**WHAT YOU WILL DO:**
From the entries below, extract every line that includes the word "JSON".

┄┄┄┄┄┄

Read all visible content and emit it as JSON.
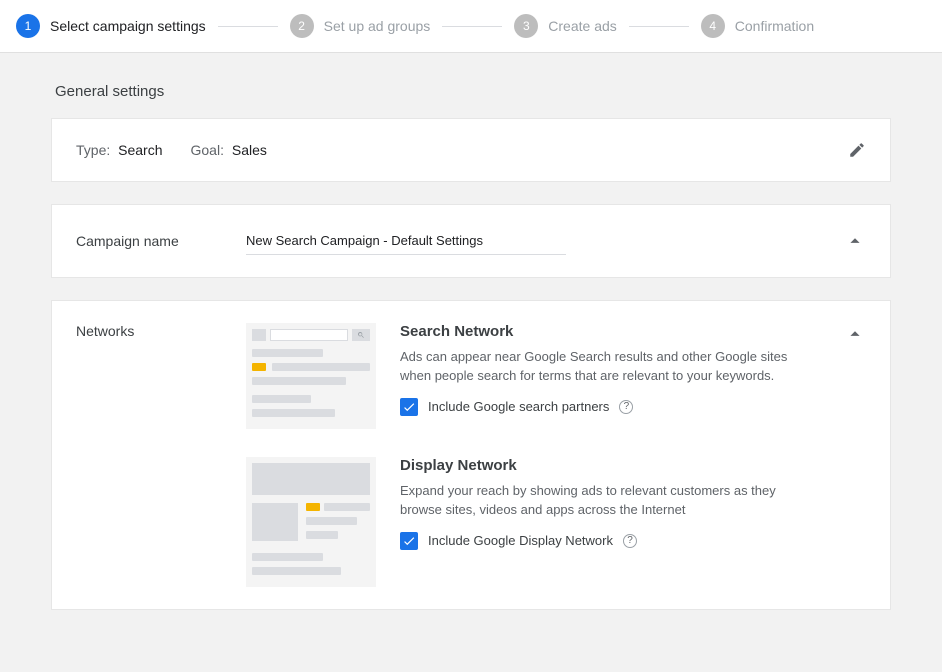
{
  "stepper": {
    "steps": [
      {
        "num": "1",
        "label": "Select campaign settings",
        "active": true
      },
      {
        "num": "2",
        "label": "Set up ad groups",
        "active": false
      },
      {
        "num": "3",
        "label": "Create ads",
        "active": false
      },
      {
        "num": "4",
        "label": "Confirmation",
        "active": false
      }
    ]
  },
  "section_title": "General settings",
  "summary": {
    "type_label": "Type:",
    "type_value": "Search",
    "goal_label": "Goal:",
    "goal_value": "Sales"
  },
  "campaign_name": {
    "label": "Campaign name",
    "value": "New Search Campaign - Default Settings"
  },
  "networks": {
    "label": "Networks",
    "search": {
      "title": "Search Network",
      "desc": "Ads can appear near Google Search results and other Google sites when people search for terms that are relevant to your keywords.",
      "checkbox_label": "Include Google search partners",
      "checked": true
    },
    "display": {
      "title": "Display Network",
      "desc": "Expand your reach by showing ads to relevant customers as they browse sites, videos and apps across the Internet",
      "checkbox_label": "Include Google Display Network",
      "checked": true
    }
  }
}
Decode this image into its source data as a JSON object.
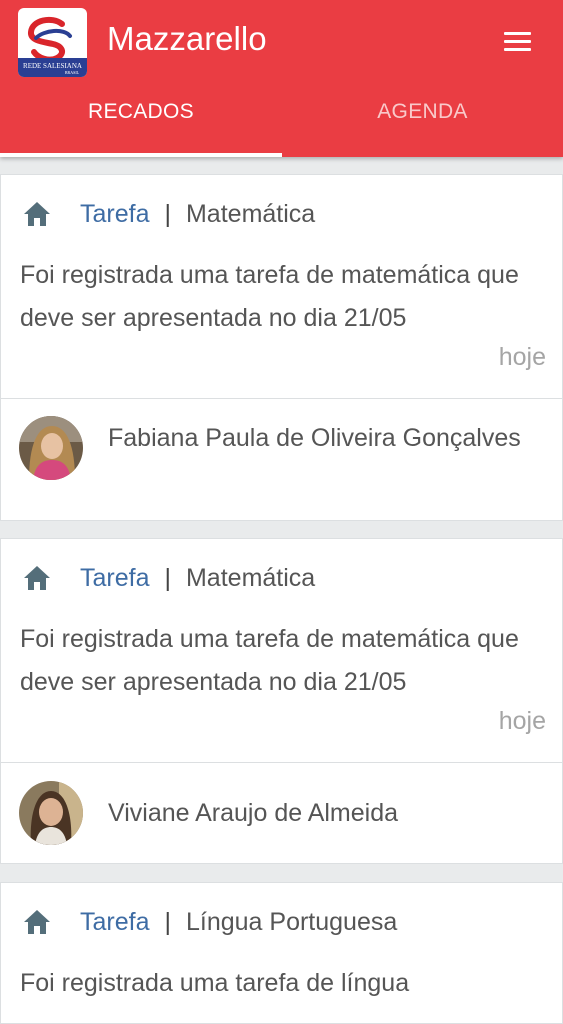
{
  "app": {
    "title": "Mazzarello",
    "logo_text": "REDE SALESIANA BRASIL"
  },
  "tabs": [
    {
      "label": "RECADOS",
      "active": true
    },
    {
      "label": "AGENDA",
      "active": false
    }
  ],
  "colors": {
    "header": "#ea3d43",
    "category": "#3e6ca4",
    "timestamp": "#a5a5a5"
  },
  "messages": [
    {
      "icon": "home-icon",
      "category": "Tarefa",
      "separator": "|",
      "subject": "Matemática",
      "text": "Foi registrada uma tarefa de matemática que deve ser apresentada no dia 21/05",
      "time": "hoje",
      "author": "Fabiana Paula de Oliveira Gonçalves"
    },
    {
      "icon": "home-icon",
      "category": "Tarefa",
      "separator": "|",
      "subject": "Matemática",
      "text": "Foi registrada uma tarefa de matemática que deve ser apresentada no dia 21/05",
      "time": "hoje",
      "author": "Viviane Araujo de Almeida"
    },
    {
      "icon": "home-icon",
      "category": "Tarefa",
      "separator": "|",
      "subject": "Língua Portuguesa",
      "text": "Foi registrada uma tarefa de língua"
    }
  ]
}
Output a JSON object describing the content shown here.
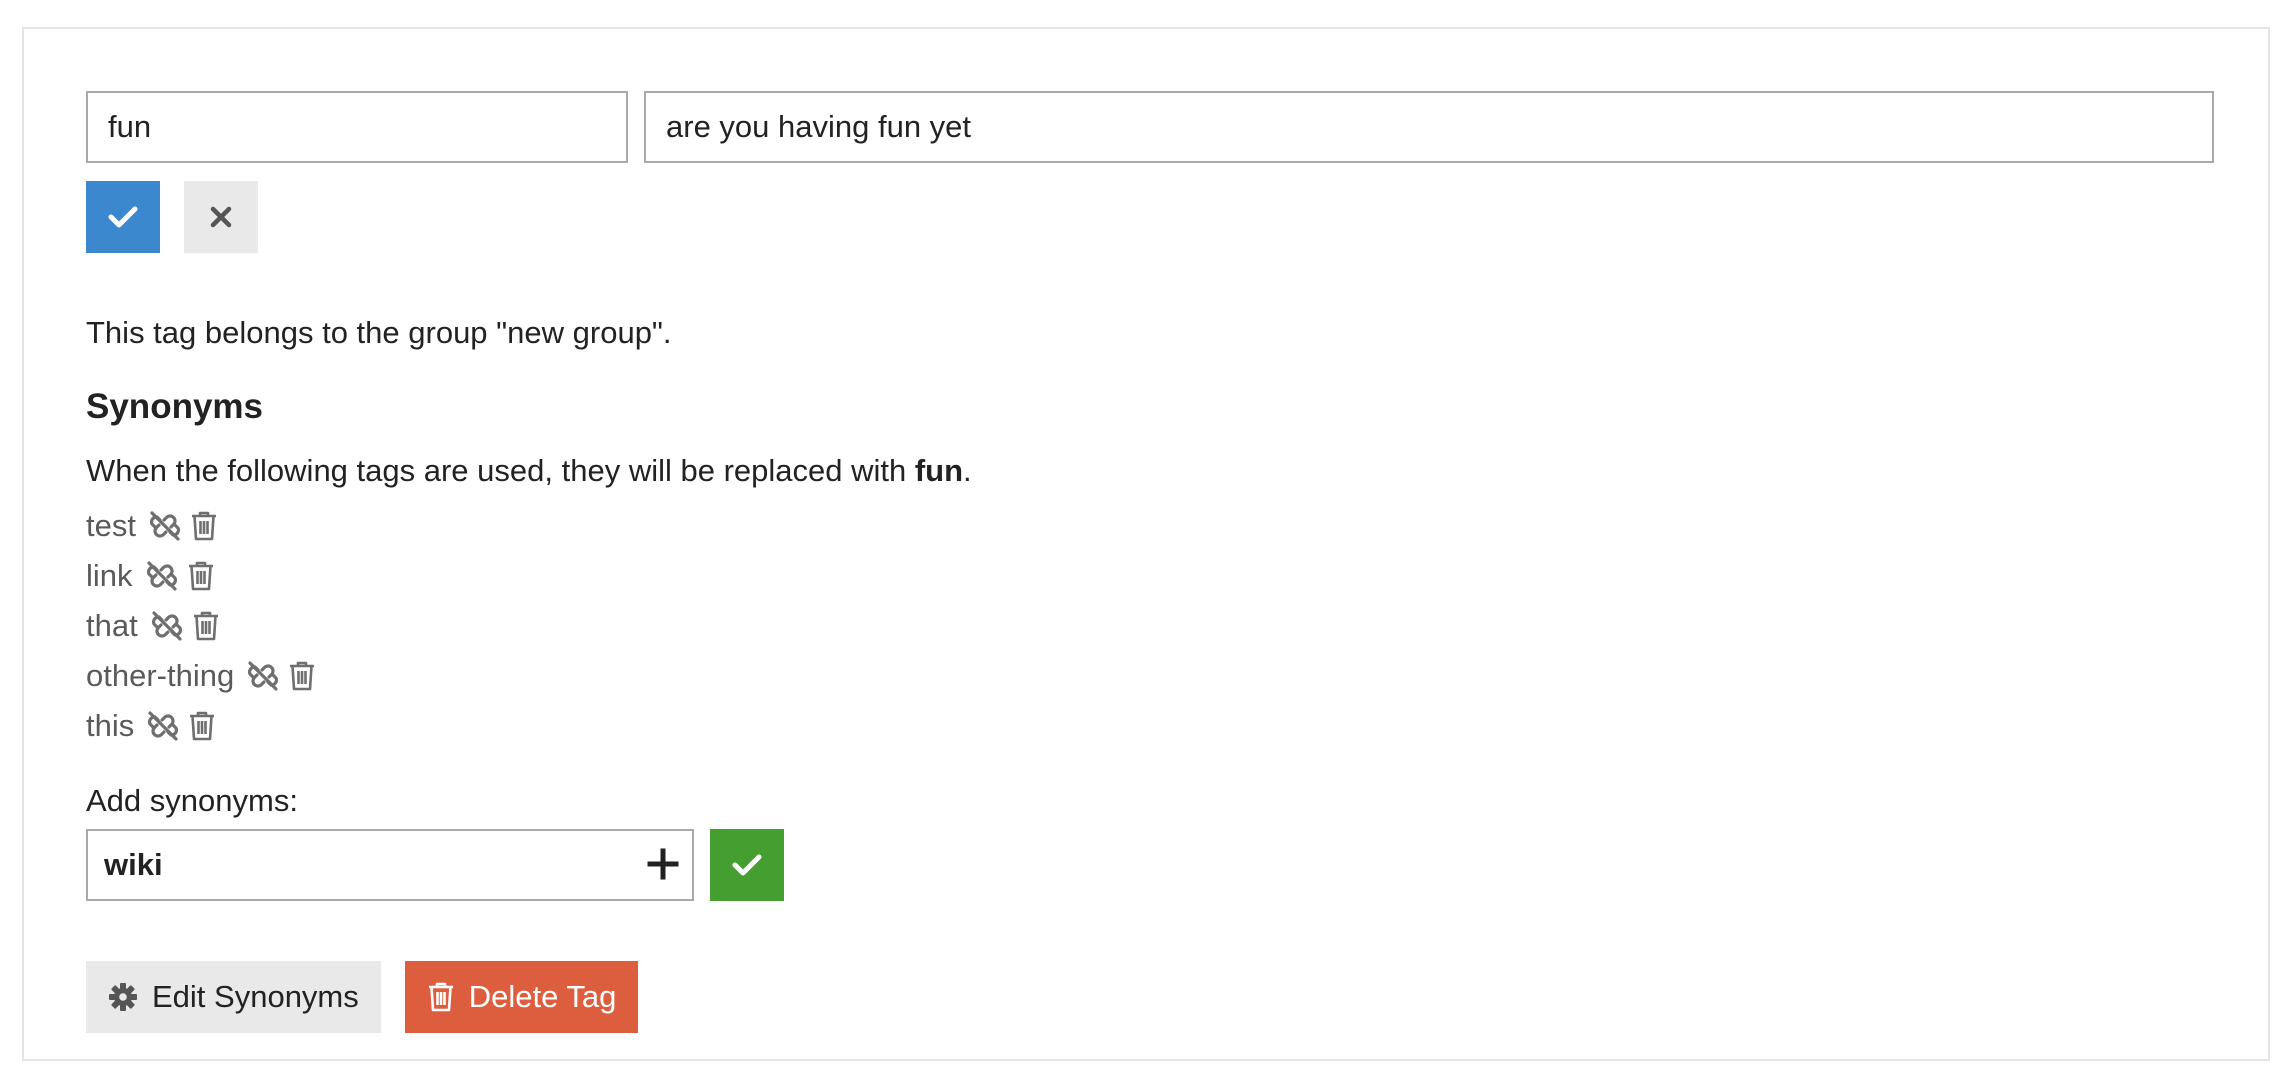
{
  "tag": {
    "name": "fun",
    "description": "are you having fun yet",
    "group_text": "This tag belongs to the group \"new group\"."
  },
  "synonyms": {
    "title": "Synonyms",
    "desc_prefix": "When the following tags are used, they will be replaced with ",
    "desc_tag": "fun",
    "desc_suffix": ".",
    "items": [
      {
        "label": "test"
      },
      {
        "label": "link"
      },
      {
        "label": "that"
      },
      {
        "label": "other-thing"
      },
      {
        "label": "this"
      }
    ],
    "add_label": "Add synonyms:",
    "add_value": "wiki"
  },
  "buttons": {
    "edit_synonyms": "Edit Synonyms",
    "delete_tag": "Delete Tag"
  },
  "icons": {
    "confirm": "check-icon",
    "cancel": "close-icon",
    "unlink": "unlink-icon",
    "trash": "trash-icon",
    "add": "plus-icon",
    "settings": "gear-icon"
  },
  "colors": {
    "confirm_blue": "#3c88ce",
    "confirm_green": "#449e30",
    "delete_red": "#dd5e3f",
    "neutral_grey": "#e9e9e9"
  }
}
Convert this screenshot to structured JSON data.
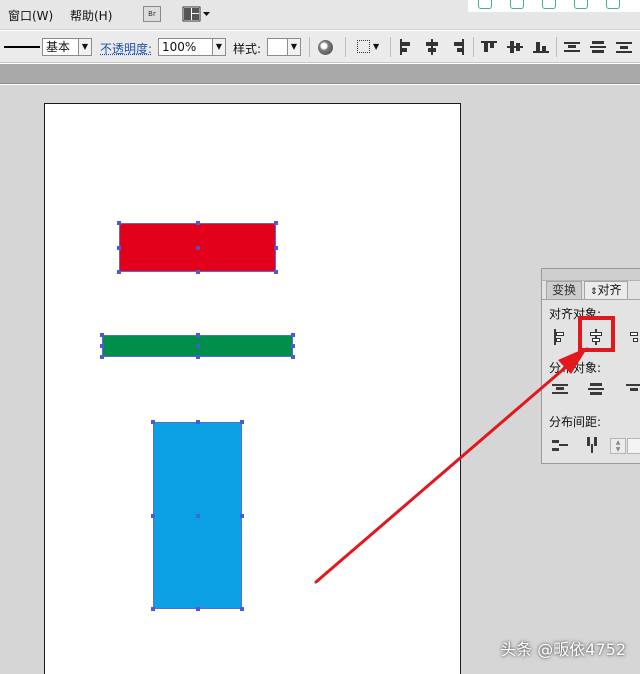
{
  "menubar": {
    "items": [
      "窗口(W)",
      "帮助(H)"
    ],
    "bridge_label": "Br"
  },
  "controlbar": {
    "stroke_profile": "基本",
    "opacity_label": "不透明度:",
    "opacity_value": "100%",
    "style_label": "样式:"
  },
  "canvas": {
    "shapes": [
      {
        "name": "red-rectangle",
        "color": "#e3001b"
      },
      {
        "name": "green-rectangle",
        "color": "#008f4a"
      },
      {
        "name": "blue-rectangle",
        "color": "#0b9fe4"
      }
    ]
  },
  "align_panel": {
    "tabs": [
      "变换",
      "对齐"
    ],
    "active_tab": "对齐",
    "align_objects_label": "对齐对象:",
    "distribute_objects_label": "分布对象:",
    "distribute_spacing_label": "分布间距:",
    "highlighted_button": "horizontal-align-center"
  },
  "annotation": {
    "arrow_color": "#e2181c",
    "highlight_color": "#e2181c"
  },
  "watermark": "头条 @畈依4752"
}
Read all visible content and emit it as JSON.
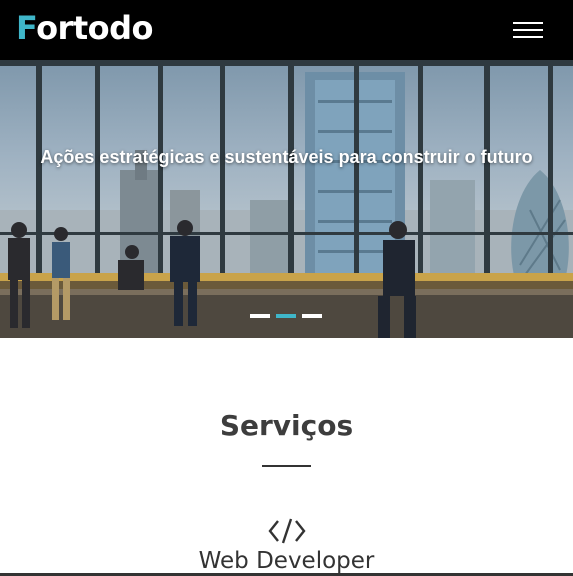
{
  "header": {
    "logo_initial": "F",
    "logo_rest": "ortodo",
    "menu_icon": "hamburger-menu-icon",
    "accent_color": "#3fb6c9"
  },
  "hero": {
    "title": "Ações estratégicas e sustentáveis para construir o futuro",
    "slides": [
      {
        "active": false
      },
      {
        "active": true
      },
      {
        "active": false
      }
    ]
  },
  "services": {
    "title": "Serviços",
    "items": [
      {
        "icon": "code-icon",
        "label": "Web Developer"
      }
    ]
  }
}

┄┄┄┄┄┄

**SOLUTION FOR THIS PROBLEM:**
Read all visible content and emit it as JSON.
Decode this image into its source data as a JSON object.
Output a JSON object describing the content shown here.
Convert this screenshot to structured JSON data.
Read all visible content and emit it as JSON.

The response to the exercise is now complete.